  7. ^ "Peter Diamondstone's Biography". Project VoteSmart. Retrieved October 8, 2016.
  8. ^ D'Ambrosio, Dan (August 31, 2017). "Longtime activist, perennial candidate Peter Diamondstone dies at 82". Burlington Free Press. Retrieved August 31, 2017.
  9. ^ Kinzel, Bob (August 31, 2017). "Peter Diamondstone, Longtime Vermont Political Figure, Dies At 82". Vermont Public Radio. Retrieved August 31, 2017.
  10. ^ Davis, Mark (August 31, 2017). "Dogged Leftist Candidate Peter Diamondstone Dies". Seven Days. Retrieved August 31, 2017.
  11. ^ "VT Attorney General - D Primary 1970". Our Campaigns.
  12. ^ "VT Attorney General 1970". Our Campaigns.
  13. ^ "VT Attorney General - R Primary 1972". Our Campaigns.
  14. ^ "VT Attorney General 1972". Our Campaigns.
  15. ^ "VT - At-Large - D Primary 1974". Our Campaigns.
  16. ^ "VT Attorney General 1976". Our Campaigns.
  17. ^ "VT At-Large 1978". Our Campaigns.
  18. ^ "VT At-Large 1980". Our Campaigns.
  19. ^ "VT At Large 1982". Our Campaigns.
  20. ^ "VT At-Large 1984". Our Campaigns.
  21. ^ "Vermont General Election Results - U.S. Representatives" Vermont State Archives
  22. ^ "VT At-Large 1986". Our Campaigns.
  23. ^ "VT At-Large 1988". Our Campaigns.
  24. ^ "VT At-Large - D Primary 1990". Our Campaigns.
  25. ^ "VT At-Large 1990". Our Campaigns.
  26. ^ "VT At-Large 1992". Our Campaigns.
  27. ^ "VT Attorney General 1994". Our Campaigns.
  28. ^ "VT At-Large 1996". Our Campaigns.
  29. ^ "VT At-Large - D Primary 1998". Our Campaigns.
  30. ^ "VT At-Large - R Primary 1998". Our Campaigns.
  31. ^ "VT At-Large 1998". Our Campaigns.
  32. ^ "VT At-Large - D Primary 2000". Our Campaigns.
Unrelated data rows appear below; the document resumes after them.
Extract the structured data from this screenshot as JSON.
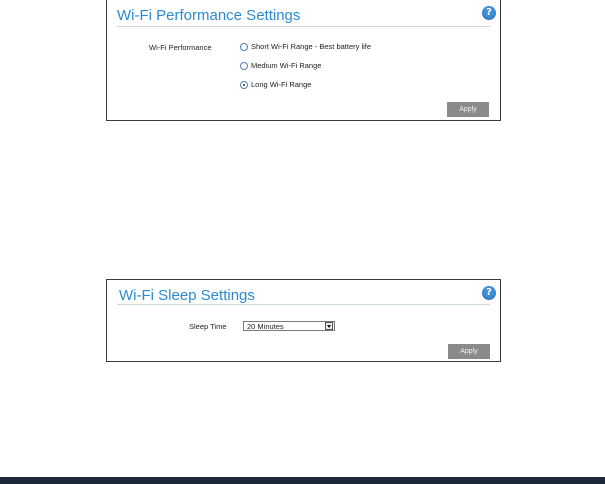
{
  "wifi_performance": {
    "title": "Wi-Fi Performance Settings",
    "help_icon": "?",
    "field_label": "Wi-Fi Performance",
    "options": [
      {
        "label": "Short Wi-Fi Range - Best battery life",
        "checked": false
      },
      {
        "label": "Medium Wi-Fi Range",
        "checked": false
      },
      {
        "label": "Long Wi-Fi Range",
        "checked": true
      }
    ],
    "apply_label": "Apply"
  },
  "wifi_sleep": {
    "title": "Wi-Fi Sleep Settings",
    "help_icon": "?",
    "field_label": "Sleep Time",
    "selected_value": "20 Minutes",
    "apply_label": "Apply"
  },
  "colors": {
    "title_blue": "#2a8bd0",
    "help_blue": "#3d8fd8",
    "button_gray": "#8a8a8a",
    "footer_navy": "#1b2838"
  }
}
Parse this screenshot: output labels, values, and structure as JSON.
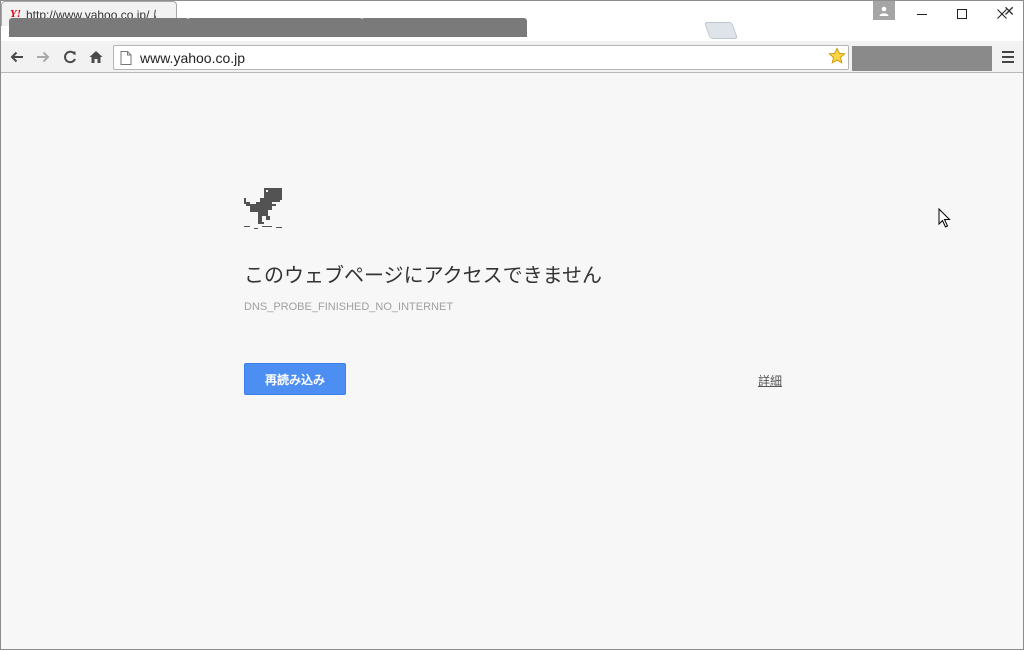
{
  "browser": {
    "active_tab": {
      "favicon_text": "Y!",
      "title": "http://www.yahoo.co.jp/ に",
      "close_glyph": "✕"
    },
    "window_controls": {
      "minimize": "—",
      "maximize": "☐",
      "close": "✕"
    },
    "toolbar": {
      "back_glyph": "←",
      "forward_glyph": "→",
      "reload_glyph": "C",
      "home_glyph": "⌂",
      "url": "www.yahoo.co.jp",
      "star_glyph": "☆"
    }
  },
  "error_page": {
    "title": "このウェブページにアクセスできません",
    "error_code": "DNS_PROBE_FINISHED_NO_INTERNET",
    "reload_button": "再読み込み",
    "details_link": "詳細"
  },
  "colors": {
    "accent_button": "#4d8ef3",
    "star": "#f7b500",
    "yahoo_red": "#e60012"
  },
  "icons": [
    "page-icon",
    "star-icon",
    "menu-icon",
    "profile-icon",
    "dino-icon",
    "cursor-icon"
  ]
}
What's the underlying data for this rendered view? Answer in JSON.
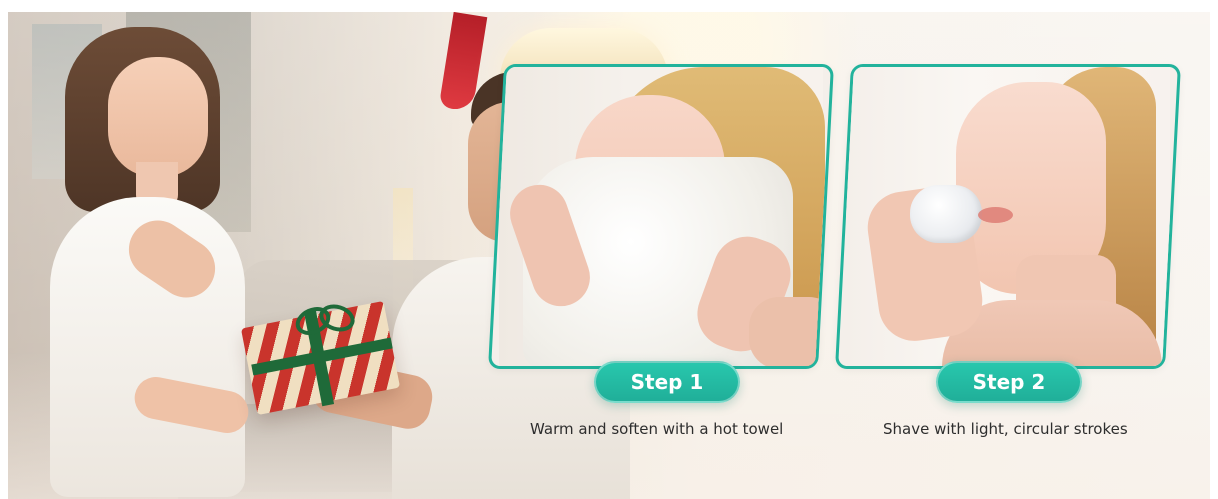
{
  "steps": [
    {
      "label": "Step 1",
      "caption": "Warm and soften with a hot towel"
    },
    {
      "label": "Step 2",
      "caption": "Shave with light, circular strokes"
    }
  ],
  "colors": {
    "accent": "#22b39c",
    "caption_text": "#2e2e2e"
  }
}
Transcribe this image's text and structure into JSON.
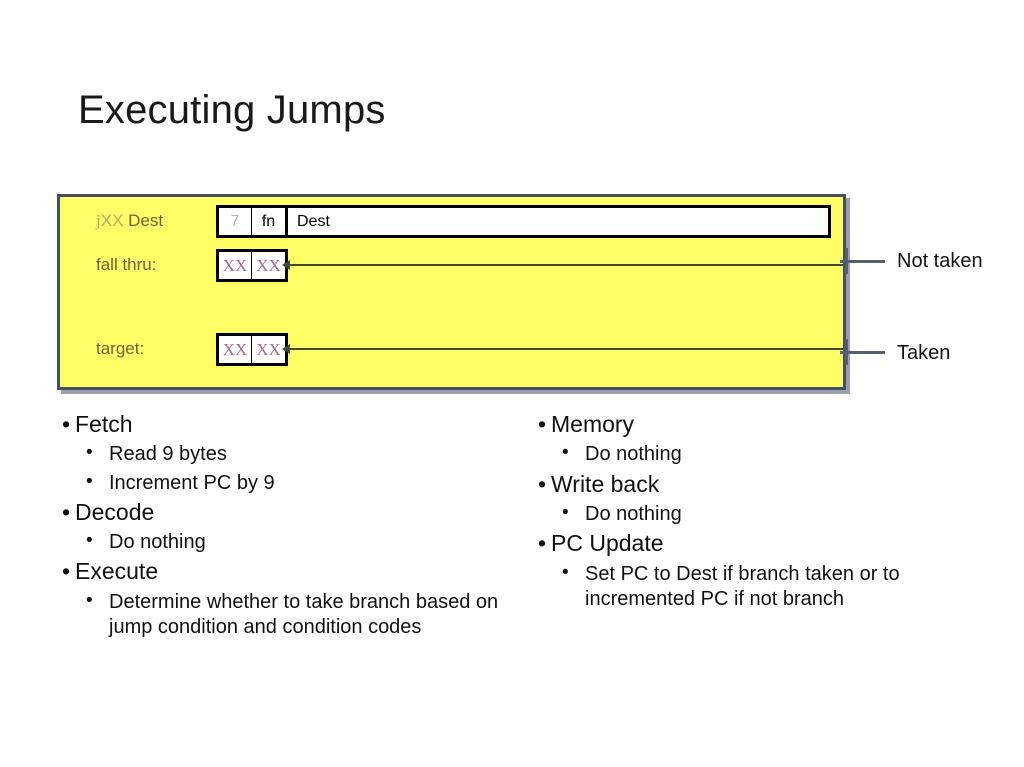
{
  "slide": {
    "title": "Executing Jumps"
  },
  "diagram": {
    "rows": [
      {
        "label_plain": "jXX Dest",
        "label_prefix": "j",
        "label_dim": "XX",
        "label_rest": " Dest",
        "cells": [
          "7",
          "fn",
          "Dest"
        ]
      },
      {
        "label_plain": "fall thru:",
        "cells": [
          "XX",
          "XX"
        ],
        "connector": "Not taken"
      },
      {
        "label_plain": "target:",
        "cells": [
          "XX",
          "XX"
        ],
        "connector": "Taken"
      }
    ],
    "side_labels": [
      "Not taken",
      "Taken"
    ],
    "colors": {
      "panel_fill": "#ffff66",
      "panel_border": "#454f63",
      "label_text": "#7a5c3a",
      "dim_text": "#b9a86a",
      "xx_text": "#a86b8e",
      "connector_line": "#3f4a2e",
      "outer_line": "#555f72"
    }
  },
  "stages": {
    "left": [
      {
        "level": 1,
        "text": "Fetch"
      },
      {
        "level": 2,
        "text": "Read 9 bytes"
      },
      {
        "level": 2,
        "text": "Increment PC by 9"
      },
      {
        "level": 1,
        "text": "Decode"
      },
      {
        "level": 2,
        "text": "Do nothing"
      },
      {
        "level": 1,
        "text": "Execute"
      },
      {
        "level": 2,
        "text": "Determine whether to take branch based on jump condition and condition codes"
      }
    ],
    "right": [
      {
        "level": 1,
        "text": "Memory"
      },
      {
        "level": 2,
        "text": "Do nothing"
      },
      {
        "level": 1,
        "text": "Write back"
      },
      {
        "level": 2,
        "text": "Do nothing"
      },
      {
        "level": 1,
        "text": "PC Update"
      },
      {
        "level": 2,
        "text": "Set PC to Dest if branch taken or to incremented PC if not branch"
      }
    ]
  }
}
  33. ^ "VT At-Large 2000". Our Campaigns.
  34. ^ "VT Governor - PRG Primary 2002". Our Campaigns.
  35. ^ "VT - Governor 2002". Our Campaigns.
  36. ^ "VT Governor - PRG Primary 2004". Our Campaigns.
  37. ^ "VT Governor 2004". Our Campaigns.
  38. ^ "VT US Senate 2006". Our Campaigns.
  39. ^ "VT Governor 2008". Our Campaigns.
  40. ^ "VT US Senate 2010". Our Campaigns.
  41. ^ "VT US Senate 2012". Our Campaigns.
  42. ^ "VT Governor 2014". Our Campaigns.
  43. ^ "VT US Senate 2016". Our Campaigns.
  44. ^ "Vermont Election Results". Burlington Free Press.
  45. ^ "Official Results - General Election - November 8, 2016". Vermont Secretary of State. November 8, 2016. Retrieved December 28, 2016.